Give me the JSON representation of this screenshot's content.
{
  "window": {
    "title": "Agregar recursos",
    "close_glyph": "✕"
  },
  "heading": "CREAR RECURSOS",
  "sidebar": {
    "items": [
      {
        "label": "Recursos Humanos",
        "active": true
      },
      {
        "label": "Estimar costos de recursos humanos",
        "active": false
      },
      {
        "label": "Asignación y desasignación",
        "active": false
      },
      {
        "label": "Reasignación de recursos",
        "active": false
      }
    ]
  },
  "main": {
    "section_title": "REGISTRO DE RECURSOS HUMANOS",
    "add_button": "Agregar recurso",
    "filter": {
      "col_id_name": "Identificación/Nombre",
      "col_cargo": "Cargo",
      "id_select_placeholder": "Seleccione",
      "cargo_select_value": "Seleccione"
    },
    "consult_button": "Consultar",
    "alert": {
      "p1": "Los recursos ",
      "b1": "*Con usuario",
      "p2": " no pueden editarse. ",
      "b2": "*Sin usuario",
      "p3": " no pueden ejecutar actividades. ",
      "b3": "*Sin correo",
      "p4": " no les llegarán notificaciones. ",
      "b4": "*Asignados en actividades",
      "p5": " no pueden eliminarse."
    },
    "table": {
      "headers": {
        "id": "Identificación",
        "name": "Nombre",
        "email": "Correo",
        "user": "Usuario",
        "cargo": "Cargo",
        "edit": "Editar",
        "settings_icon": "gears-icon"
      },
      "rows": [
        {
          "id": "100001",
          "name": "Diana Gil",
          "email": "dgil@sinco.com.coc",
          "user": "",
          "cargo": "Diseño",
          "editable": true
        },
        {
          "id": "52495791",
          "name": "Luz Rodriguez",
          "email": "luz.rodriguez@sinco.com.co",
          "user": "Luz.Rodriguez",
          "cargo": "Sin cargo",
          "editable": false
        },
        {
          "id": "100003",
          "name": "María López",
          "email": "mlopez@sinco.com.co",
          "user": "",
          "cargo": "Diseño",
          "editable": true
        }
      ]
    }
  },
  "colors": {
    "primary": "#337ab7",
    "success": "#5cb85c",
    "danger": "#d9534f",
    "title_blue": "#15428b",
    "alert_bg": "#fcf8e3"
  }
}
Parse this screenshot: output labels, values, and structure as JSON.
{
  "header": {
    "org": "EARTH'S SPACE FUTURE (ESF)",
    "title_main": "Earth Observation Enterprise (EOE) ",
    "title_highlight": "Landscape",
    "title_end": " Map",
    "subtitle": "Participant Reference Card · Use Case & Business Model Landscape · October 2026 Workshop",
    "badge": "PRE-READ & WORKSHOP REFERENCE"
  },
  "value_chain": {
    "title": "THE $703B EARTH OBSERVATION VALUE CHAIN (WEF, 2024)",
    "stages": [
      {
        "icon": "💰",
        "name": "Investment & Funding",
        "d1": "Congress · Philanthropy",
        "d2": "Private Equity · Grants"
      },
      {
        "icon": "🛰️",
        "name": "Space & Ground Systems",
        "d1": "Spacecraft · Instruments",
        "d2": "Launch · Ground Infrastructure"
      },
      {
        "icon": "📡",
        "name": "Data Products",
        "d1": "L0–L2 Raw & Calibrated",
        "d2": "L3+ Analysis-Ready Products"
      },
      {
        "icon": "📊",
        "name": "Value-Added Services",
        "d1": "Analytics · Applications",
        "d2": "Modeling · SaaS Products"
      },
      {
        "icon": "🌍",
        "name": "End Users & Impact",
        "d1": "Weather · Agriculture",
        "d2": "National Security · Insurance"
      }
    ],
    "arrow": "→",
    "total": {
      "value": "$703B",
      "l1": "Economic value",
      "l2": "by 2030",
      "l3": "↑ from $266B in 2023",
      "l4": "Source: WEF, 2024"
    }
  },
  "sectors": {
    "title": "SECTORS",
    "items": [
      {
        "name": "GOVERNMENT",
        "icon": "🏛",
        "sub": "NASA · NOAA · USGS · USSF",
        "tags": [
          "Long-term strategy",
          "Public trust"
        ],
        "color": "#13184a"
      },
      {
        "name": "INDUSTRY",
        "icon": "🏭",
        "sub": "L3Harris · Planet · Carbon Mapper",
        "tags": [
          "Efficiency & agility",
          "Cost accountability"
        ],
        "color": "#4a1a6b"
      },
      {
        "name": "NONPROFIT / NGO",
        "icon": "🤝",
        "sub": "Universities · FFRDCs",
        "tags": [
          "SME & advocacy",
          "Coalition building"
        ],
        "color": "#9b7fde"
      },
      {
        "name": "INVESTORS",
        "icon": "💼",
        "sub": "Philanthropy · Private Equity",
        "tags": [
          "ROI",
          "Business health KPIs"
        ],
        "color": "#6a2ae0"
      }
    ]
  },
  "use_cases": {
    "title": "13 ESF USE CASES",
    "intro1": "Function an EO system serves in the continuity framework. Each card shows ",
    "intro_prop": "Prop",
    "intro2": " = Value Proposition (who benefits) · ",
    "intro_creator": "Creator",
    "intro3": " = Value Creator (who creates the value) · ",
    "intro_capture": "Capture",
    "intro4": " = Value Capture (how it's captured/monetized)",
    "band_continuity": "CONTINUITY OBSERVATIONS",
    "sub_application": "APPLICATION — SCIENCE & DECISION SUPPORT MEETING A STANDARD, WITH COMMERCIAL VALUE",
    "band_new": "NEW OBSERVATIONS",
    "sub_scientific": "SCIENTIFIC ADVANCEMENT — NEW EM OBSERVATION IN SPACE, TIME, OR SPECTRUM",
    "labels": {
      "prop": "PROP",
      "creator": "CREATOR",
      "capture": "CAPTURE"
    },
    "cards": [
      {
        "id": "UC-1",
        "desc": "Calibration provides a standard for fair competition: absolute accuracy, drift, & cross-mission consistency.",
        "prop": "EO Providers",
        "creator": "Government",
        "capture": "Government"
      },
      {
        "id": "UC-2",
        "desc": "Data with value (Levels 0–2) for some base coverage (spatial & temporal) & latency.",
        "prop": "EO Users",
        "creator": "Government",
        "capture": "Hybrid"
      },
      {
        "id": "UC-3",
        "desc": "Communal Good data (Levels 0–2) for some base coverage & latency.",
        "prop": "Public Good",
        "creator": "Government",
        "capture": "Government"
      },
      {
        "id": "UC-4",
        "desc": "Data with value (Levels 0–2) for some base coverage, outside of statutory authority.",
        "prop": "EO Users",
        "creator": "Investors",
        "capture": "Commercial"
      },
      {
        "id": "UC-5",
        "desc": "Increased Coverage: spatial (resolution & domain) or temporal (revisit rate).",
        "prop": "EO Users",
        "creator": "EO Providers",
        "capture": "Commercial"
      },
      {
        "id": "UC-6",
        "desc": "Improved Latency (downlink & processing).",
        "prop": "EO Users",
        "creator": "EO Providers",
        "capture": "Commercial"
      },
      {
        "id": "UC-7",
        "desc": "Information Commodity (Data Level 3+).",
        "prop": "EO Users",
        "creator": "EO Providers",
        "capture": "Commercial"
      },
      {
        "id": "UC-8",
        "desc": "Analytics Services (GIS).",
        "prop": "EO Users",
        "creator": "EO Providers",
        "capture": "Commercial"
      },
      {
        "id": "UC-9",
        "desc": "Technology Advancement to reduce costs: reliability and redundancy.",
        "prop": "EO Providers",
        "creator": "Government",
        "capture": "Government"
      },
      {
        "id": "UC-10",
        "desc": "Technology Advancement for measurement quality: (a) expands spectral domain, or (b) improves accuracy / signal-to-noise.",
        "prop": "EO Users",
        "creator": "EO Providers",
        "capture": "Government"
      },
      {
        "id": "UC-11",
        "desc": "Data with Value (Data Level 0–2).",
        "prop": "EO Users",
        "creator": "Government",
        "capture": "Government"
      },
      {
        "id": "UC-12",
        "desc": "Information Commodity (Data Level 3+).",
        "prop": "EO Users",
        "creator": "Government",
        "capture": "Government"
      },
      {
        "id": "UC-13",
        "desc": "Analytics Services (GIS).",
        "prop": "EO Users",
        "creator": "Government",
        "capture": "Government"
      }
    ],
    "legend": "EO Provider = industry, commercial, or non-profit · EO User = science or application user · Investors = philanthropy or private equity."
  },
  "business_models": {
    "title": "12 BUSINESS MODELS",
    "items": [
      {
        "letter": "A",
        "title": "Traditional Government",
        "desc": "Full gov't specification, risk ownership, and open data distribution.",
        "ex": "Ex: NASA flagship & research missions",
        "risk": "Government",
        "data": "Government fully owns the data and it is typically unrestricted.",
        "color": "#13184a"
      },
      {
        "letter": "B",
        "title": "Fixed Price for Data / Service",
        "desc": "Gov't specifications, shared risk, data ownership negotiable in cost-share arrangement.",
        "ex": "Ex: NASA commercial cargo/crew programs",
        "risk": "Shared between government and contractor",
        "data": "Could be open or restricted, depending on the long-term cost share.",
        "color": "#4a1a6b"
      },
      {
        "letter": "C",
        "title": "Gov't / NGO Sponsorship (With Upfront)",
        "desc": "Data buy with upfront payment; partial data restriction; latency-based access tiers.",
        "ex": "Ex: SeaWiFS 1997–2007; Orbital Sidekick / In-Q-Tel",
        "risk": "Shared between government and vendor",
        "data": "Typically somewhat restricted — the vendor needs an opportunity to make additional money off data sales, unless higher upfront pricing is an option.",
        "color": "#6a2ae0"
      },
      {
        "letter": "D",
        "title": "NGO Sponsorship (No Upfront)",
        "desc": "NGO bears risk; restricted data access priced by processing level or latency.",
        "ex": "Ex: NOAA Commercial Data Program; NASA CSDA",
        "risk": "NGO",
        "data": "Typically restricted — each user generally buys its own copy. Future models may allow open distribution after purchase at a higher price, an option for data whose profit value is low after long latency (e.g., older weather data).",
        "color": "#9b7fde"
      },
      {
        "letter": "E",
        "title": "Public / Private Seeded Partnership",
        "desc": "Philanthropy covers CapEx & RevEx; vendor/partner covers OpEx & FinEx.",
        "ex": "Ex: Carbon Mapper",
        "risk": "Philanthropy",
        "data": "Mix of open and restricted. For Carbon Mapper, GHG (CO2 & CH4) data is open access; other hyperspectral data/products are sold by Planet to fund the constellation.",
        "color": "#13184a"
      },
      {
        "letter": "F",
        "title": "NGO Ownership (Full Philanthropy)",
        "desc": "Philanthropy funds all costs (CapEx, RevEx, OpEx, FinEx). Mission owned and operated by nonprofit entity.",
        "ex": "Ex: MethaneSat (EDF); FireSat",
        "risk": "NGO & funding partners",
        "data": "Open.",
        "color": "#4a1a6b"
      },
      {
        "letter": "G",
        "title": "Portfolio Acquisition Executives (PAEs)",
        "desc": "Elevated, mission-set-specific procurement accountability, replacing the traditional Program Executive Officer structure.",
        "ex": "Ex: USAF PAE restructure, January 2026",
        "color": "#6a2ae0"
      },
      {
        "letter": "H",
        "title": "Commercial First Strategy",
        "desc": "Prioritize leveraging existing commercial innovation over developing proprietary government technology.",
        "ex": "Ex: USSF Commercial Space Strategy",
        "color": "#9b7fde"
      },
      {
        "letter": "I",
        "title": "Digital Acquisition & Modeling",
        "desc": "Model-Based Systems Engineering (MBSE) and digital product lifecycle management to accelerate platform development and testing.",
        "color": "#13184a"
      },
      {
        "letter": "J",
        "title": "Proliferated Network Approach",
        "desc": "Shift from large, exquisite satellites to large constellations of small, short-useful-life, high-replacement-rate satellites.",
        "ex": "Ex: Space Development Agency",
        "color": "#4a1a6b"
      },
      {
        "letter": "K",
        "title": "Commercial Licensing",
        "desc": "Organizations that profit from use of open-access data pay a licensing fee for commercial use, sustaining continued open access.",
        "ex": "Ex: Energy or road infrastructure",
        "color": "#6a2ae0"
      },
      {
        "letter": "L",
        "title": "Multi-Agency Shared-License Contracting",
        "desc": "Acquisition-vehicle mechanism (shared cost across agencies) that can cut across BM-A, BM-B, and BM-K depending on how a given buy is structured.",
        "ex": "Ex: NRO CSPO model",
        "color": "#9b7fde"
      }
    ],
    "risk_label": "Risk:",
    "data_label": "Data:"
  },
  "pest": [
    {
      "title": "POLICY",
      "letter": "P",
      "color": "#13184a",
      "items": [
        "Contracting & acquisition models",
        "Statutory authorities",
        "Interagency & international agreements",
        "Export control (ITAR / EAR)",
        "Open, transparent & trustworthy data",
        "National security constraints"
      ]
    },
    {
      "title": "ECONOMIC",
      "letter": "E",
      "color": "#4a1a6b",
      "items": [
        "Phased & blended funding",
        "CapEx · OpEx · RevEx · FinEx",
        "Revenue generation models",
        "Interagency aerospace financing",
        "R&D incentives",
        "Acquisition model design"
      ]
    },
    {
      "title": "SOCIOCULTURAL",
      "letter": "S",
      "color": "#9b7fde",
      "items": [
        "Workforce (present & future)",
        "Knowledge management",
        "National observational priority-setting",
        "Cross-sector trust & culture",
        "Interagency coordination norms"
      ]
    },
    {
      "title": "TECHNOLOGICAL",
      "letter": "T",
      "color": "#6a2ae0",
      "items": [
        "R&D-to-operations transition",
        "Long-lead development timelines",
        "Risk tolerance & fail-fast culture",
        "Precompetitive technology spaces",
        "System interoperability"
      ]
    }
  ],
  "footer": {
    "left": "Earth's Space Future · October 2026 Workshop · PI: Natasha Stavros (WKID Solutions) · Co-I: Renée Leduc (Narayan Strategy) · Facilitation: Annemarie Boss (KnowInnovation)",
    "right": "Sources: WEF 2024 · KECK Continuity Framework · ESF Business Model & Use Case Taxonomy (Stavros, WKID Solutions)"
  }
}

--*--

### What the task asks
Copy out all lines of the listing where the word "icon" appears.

### Worked solution
        "settings_icon": "gears-icon"
        "icon": "💰",
        "icon": "🛰️",
        "icon": "📡",
        "icon": "📊",
        "icon": "🌍",
        "icon": "🏛",
        "icon": "🏭",
        "icon": "🤝",
        "icon": "💼",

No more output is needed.